Copy out the lines below that hold the word "icon".

══ DATASET CONTENT ══

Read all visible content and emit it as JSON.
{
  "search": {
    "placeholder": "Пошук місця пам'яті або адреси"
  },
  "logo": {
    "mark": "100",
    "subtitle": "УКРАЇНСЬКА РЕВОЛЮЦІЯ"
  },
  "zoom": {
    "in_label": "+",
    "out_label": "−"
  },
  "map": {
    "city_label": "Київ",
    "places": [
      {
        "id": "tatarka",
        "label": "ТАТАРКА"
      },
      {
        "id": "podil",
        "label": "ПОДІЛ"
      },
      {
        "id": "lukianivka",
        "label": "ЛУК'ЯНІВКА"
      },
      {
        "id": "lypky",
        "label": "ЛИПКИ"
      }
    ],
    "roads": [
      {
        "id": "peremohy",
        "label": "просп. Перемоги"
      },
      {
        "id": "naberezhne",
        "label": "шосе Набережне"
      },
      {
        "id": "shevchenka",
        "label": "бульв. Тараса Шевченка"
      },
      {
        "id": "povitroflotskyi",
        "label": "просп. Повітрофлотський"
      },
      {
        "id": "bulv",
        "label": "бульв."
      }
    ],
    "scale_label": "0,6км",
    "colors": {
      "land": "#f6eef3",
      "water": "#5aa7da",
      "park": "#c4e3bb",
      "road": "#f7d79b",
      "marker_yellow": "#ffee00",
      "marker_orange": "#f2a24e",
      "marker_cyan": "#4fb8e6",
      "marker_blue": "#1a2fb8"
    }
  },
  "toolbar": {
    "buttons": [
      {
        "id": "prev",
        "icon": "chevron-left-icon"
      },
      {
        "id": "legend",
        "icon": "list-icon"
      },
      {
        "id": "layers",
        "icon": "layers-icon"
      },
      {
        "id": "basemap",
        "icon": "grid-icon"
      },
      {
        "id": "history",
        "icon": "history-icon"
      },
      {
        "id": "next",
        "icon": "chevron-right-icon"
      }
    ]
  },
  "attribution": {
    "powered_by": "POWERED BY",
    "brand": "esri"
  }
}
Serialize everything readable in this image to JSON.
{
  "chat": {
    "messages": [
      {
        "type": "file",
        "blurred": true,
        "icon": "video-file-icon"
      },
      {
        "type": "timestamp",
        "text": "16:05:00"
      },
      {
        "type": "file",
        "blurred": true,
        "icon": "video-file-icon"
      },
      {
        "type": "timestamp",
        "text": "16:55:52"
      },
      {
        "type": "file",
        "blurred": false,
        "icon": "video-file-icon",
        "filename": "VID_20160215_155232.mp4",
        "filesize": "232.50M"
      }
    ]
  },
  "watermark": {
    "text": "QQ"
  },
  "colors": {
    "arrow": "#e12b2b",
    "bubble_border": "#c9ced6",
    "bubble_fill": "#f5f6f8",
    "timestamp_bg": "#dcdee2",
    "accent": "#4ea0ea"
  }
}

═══

ANSWER SPACE:
        "icon": "chevron-left-icon"
        "icon": "list-icon"
        "icon": "layers-icon"
        "icon": "grid-icon"
        "icon": "history-icon"
        "icon": "chevron-right-icon"
        "icon": "video-file-icon"
        "icon": "video-file-icon"
        "icon": "video-file-icon",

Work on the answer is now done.